• [Exercise]: Go through the data and copy each line that holds "данных".

::::::::::

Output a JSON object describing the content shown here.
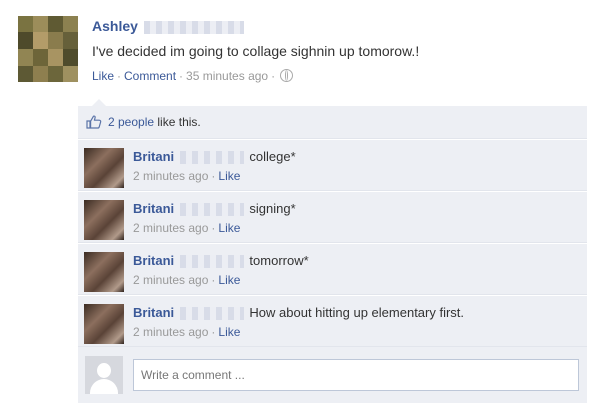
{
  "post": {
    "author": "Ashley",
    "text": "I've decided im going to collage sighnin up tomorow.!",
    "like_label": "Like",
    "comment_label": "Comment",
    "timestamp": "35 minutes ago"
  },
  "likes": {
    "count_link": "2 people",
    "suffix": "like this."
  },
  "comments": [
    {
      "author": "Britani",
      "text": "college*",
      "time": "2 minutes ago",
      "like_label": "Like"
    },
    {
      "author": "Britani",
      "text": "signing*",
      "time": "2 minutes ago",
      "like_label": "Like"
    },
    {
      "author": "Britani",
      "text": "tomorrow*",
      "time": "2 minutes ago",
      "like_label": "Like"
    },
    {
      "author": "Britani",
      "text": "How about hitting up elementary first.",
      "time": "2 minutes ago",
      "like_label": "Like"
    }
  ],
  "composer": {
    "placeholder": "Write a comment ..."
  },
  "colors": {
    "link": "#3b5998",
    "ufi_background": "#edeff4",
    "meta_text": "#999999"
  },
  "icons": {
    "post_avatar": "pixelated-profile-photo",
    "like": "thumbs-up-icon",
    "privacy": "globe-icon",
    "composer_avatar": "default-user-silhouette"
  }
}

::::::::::

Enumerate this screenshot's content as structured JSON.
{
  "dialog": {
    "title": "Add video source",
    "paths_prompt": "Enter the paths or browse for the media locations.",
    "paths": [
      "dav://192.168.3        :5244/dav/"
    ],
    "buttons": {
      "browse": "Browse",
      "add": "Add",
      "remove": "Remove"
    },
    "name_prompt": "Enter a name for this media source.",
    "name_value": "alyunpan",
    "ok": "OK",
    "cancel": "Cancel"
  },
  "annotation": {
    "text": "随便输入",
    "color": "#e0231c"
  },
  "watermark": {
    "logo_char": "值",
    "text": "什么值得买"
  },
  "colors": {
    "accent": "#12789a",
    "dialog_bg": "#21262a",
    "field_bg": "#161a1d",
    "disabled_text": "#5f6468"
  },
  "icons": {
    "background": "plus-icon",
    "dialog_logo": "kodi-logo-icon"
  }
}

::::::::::

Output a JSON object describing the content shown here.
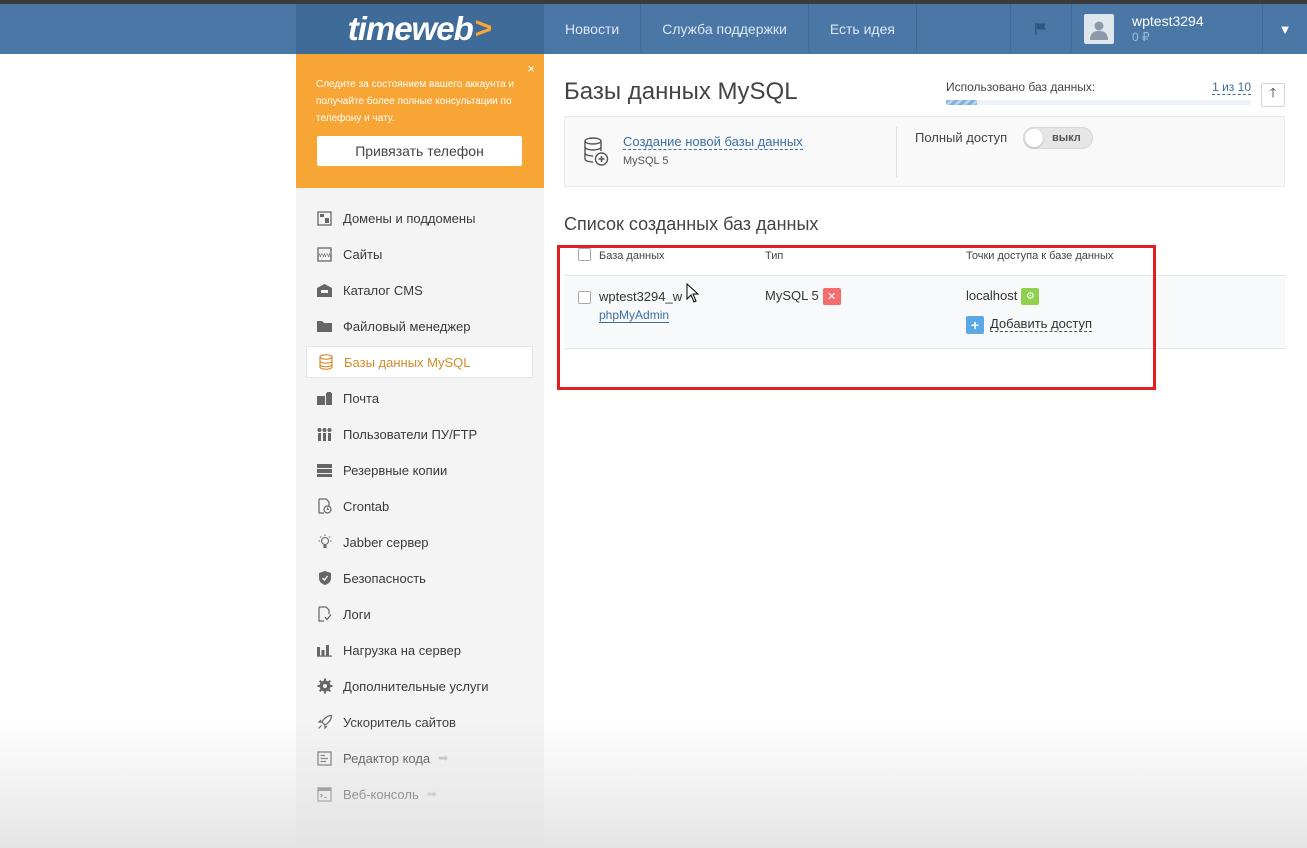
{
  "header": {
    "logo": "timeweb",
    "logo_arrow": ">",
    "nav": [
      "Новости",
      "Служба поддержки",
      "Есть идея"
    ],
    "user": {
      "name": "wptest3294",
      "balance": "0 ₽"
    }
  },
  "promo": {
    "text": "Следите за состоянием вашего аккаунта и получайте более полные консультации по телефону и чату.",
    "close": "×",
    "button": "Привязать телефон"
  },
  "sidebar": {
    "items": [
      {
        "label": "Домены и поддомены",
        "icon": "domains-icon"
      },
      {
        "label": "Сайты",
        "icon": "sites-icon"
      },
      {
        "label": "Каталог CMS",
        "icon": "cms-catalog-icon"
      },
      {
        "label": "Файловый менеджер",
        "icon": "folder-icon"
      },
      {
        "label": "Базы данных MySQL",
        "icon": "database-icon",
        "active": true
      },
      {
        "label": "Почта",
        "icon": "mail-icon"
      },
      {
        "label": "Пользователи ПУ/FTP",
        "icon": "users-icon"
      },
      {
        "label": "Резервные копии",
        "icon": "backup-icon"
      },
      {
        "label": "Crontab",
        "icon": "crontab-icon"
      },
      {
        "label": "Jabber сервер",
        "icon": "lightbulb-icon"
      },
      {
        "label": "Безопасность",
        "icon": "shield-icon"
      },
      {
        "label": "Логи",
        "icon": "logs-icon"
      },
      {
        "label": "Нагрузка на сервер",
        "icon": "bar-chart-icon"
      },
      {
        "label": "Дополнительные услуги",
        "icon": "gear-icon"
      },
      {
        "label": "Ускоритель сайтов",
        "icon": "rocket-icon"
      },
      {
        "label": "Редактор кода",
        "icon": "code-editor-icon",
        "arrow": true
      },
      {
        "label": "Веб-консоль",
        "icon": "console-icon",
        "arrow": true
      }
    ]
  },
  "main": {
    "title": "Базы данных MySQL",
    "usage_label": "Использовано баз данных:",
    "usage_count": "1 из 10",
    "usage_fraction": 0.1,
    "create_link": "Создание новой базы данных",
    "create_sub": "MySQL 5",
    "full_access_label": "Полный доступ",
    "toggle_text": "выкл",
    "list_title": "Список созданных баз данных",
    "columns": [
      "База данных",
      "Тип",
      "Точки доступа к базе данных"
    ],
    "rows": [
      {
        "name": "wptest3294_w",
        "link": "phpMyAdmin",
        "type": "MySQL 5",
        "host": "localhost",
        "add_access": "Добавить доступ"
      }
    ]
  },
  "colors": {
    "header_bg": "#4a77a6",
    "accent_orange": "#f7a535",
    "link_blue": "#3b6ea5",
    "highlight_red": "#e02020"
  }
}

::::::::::

• [Output for this exercise]:
        "label": "Базы данных MySQL",
    "title": "Базы данных MySQL",
    "usage_label": "Использовано баз данных:",
    "create_link": "Создание новой базы данных",
    "list_title": "Список созданных баз данных",
      "База данных",
      "Точки доступа к базе данных"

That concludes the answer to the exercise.